- How to complete this task: Give back every record below word for word, with the pictures omitted.

(Record extracts)

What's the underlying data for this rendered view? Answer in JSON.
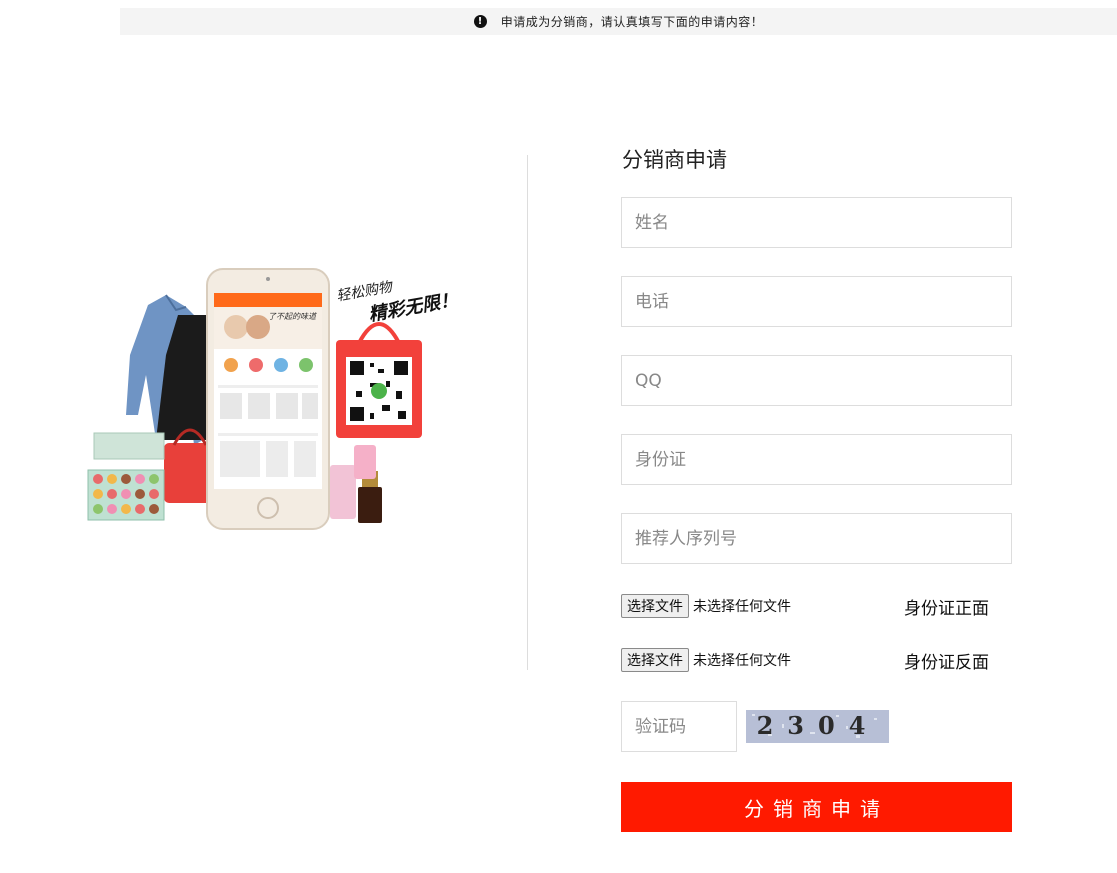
{
  "notice": {
    "icon": "exclamation-circle-icon",
    "text": "申请成为分销商，请认真填写下面的申请内容！"
  },
  "promo": {
    "slogan_line1": "轻松购物",
    "slogan_line2": "精彩无限！",
    "phone_banner": "了不起的味道"
  },
  "form": {
    "title": "分销商申请",
    "name_placeholder": "姓名",
    "phone_placeholder": "电话",
    "qq_placeholder": "QQ",
    "id_placeholder": "身份证",
    "referrer_placeholder": "推荐人序列号",
    "file_button": "选择文件",
    "file_status": "未选择任何文件",
    "id_front_label": "身份证正面",
    "id_back_label": "身份证反面",
    "captcha_placeholder": "验证码",
    "captcha_text": "2304",
    "submit_label": "分销商申请"
  },
  "colors": {
    "accent": "#ff1a00",
    "notice_bg": "#f4f4f4",
    "border": "#dddddd"
  }
}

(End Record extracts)

- Answer area:
What's the underlying data for this rendered view? Answer in JSON.
{
  "notice": {
    "icon": "exclamation-circle-icon",
    "text": "申请成为分销商，请认真填写下面的申请内容！"
  },
  "promo": {
    "slogan_line1": "轻松购物",
    "slogan_line2": "精彩无限！",
    "phone_banner": "了不起的味道"
  },
  "form": {
    "title": "分销商申请",
    "name_placeholder": "姓名",
    "phone_placeholder": "电话",
    "qq_placeholder": "QQ",
    "id_placeholder": "身份证",
    "referrer_placeholder": "推荐人序列号",
    "file_button": "选择文件",
    "file_status": "未选择任何文件",
    "id_front_label": "身份证正面",
    "id_back_label": "身份证反面",
    "captcha_placeholder": "验证码",
    "captcha_text": "2304",
    "submit_label": "分销商申请"
  },
  "colors": {
    "accent": "#ff1a00",
    "notice_bg": "#f4f4f4",
    "border": "#dddddd"
  }
}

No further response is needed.